Vitaly Minakov competed under the Bellator banner for less than two years, but it was enough for him to win four fights and become the promotion’s heavyweight champion. A lot has changed since though.
More than a year after his last title defense against Cheick Kongo, the undefeated fighter returned to his home country of Russia to compete at Fight Nights in 2015. Minakov finished Adam Maciejewski in 21 seconds, and never returned to the Bellator cage. When Minakov scored three straight finishes in Russia, Bellator decided to strip him of his belt in May 2016.
After adding another quick win to his record last June, the unbeaten heavyweight looks to improve to 19-0 on Feb. 23, when he faces DJ Linderman at Russia’s Fight Nights Global 59. And despite his activity overseas, Minakov is still under contract with Bellator.
"The contract with Bellator is in force now,” Minakov told MMA Fighting through a translator. "If I am not mistaken, it runs for another eight fights. I fight for Fight Nights Global now, but we carry on negotiations about the better terms of contract and the reduction of fights in Bellator."
Bellator officials told MMA Fighting they can't comment regarding active negotiations, but confirmed that Minakov is still under contract with Bellator. The Russian heavyweight, who hasn’t fought for Bellator since Scott Coker replaced Bjorn Rebney, doesn’t rule out coming back to the promotion.
"Lately, I fight only in Russia in Fight Nights Global,” Minakov said. "If we have luck in communication with Bellator, I will continue there. If not, I am looking for strong opponents in Fight Nights Global.
"If the organization agrees to make our contract acceptable,” he said when asked to give a timetable for his return to the United States, "I will not keep myself waiting for a long time."

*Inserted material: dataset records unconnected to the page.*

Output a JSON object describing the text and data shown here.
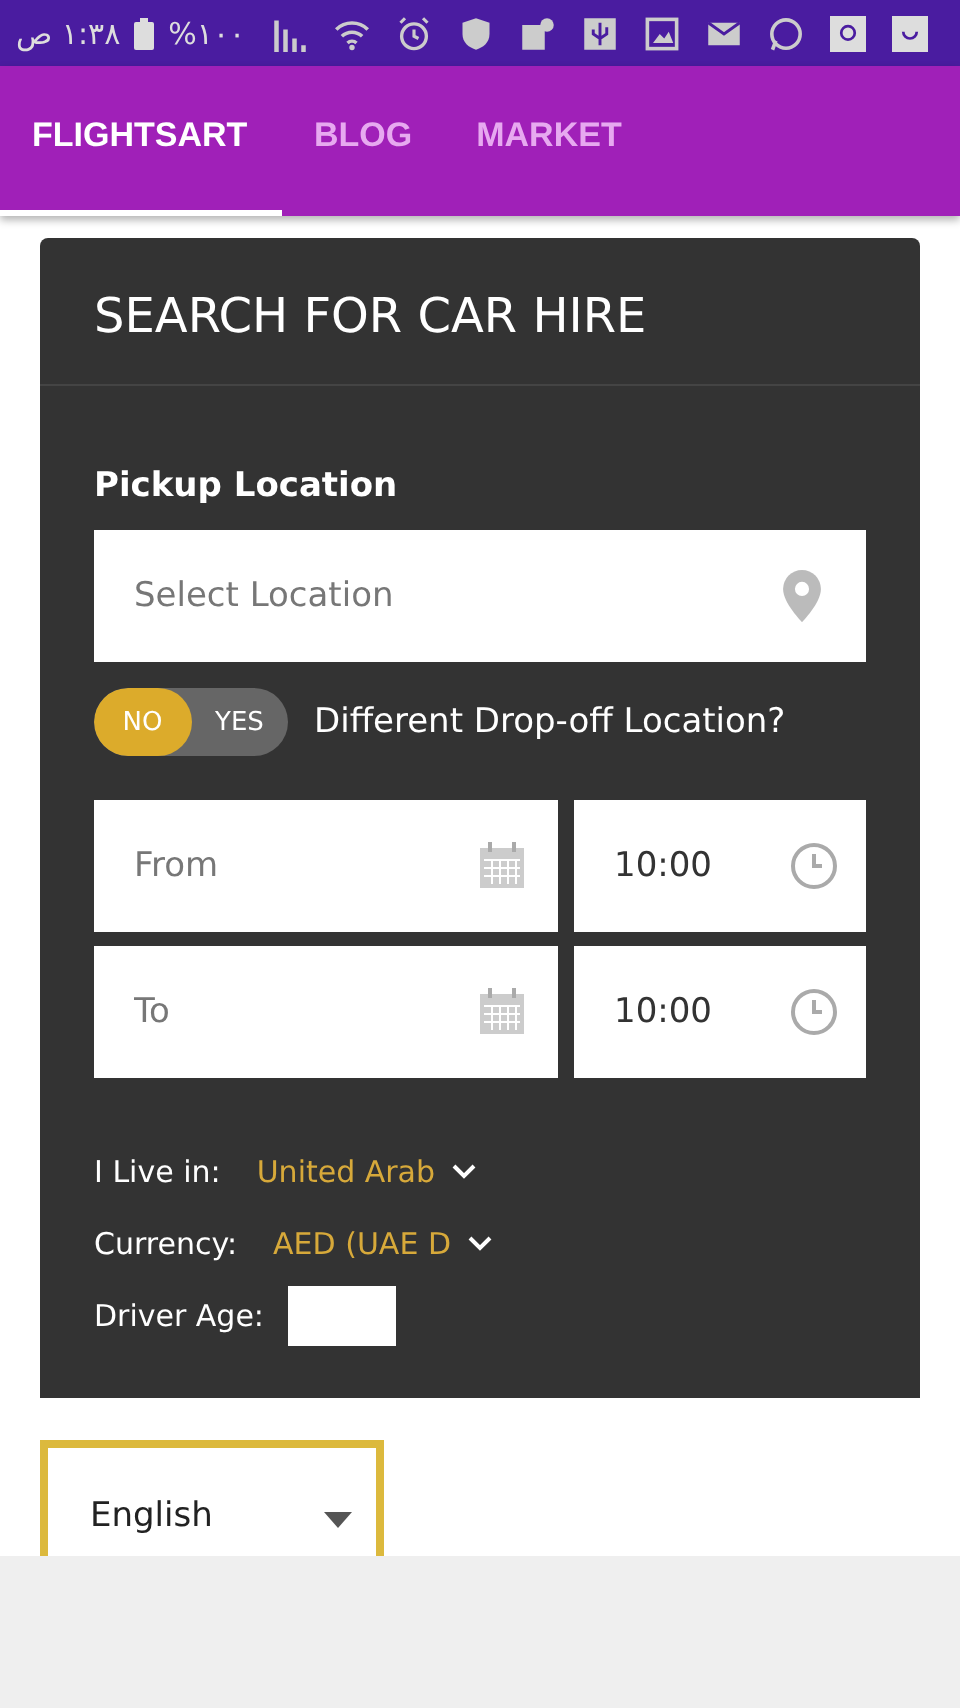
{
  "status_bar": {
    "time": "١:٣٨ ص",
    "battery": "%١٠٠"
  },
  "tabs": [
    {
      "label": "FLIGHTSART",
      "selected": true
    },
    {
      "label": "BLOG",
      "selected": false
    },
    {
      "label": "MARKET",
      "selected": false
    }
  ],
  "card": {
    "title": "SEARCH FOR CAR HIRE",
    "pickup_label": "Pickup Location",
    "pickup_placeholder": "Select Location",
    "dropoff_toggle": [
      {
        "label": "NO",
        "selected": true
      },
      {
        "label": "YES",
        "selected": false
      }
    ],
    "dropoff_label": "Different Drop-off Location?",
    "dates": [
      {
        "placeholder": "From",
        "time": "10:00"
      },
      {
        "placeholder": "To",
        "time": "10:00"
      }
    ],
    "options": [
      {
        "label": "I Live in:",
        "value": "United Arab"
      },
      {
        "label": "Currency:",
        "value": "AED (UAE D"
      }
    ],
    "driver_age_label": "Driver Age:"
  },
  "language": {
    "value": "English"
  }
}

As for Bellator’s decision to strip him of his heavyweight belt, Minakov doesn’t feel it makes a difference after all as he still considers himself the champion.
"I consider it was typical to (strip) me,” Minakov said. "First of all, I have not fought in this company for four years. (…) Even though I have been (stripped), as you can see, and due to non-sporting reason, I consider myself as Bellator champion. I didn’t lose any fight. It is just a formal decision.”
Ready to face a 20-11 veteran in Linderman, Minakov would also welcome fights against top competition in North American promotions.
“(As for the) heavyweight division, I won’t speak about the particular company, it is a perfect time to come to organization and fight,” he said. "It is generational change. Old residents retire and young hopefuls are ready to take their place in best world leagues. There is a fierce war for the first places and for the titles. Of course, in addition to battles in Russia, I would like to compete with the fighters of foreign promotion companies. Will I have such an opportunity? Time will show."
Minakov has to take care of Linderman before targeting other opponents first, though.
"Linderman has a great experience in MMA, he has more than 30 fights in different organizations,” said the Russian heavyweight. "He is forceful and a die-hard sportsman, works aggressively as No. 1. It makes him dangerous."
"It doesn’t matter for me what kind of fight he will chose,” he continued. "I am ready for everything, no matter what will it be: stand up or (the ground). I don’t think Linderman will wrestle with me. But if it is so, it will be a kind of gift for me and I will take it with pleasure."